33. In the United States today, somewhere around 100 million Americans are considered to be either “poor” or “near poor”.
34. In October 2008, 30.8 million Americans were on food stamps. Today, 46.7 million Americans are on food stamps.
35. Approximately one-fourth of all children in the United States are enrolled in the food stamp program.
36. Right now, more than 100 million Americans are enrolled in at least one welfare program run by the federal government. And that does not even count Social Security or Medicare.
37. According to the U.S. Census Bureau, an all-time record 49 percent of all Americans live in a home where at least one person receives financial assistance from the federal government. Back in 1983, that number was less than 30 percent.
What makes all of this even more frightening is that many homeless shelters and food banks around the nation are so overloaded at this point that they are already over capacity. Just consider this example…
When Janice Coe, a homeless advocate in Loudoun County, learned through her prayer group that a young woman was sleeping in the New Carrollton Metro station with a toddler and a 2-month-old, she sprang into action.
Coe contacted the young woman and arranged for her to take the train to Virginia, where she put the little family up in a Comfort Suites hotel. Then Coe began calling shelters to see who could take them.
Despite several phone calls, she came up empty. Coe was shocked to learn that many of the local shelters that cater to families were full, including Good Shepherd Alliance, where Coe was once director of social services.
“I don’t know why nobody will take this girl in,” Coe said. “The baby still had a hospital bracelet on her wrist.”
Keep in mind that Loudoun Country is smack dab in the middle of one of the wealthiest areas of Virginia.

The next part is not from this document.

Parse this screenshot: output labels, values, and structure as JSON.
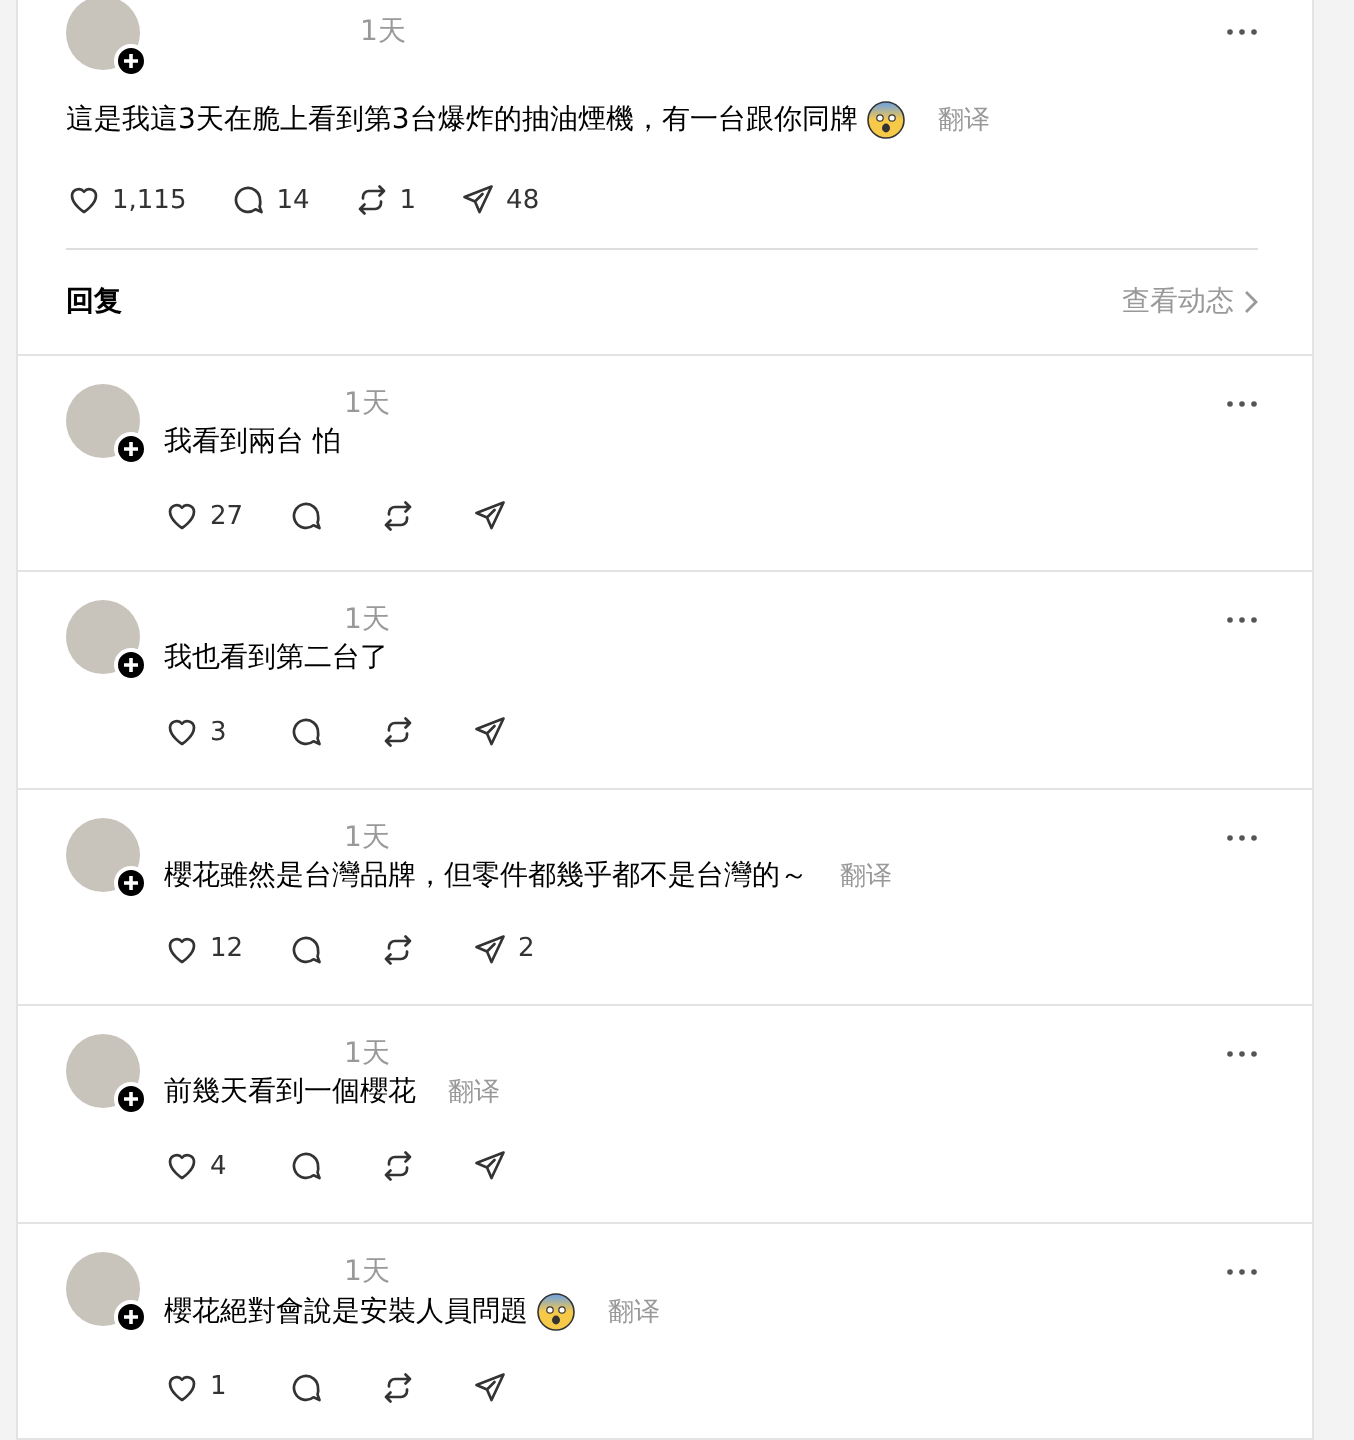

So if things are that bad in the wealthy areas, exactly how bad are things getting in many of the poorer areas?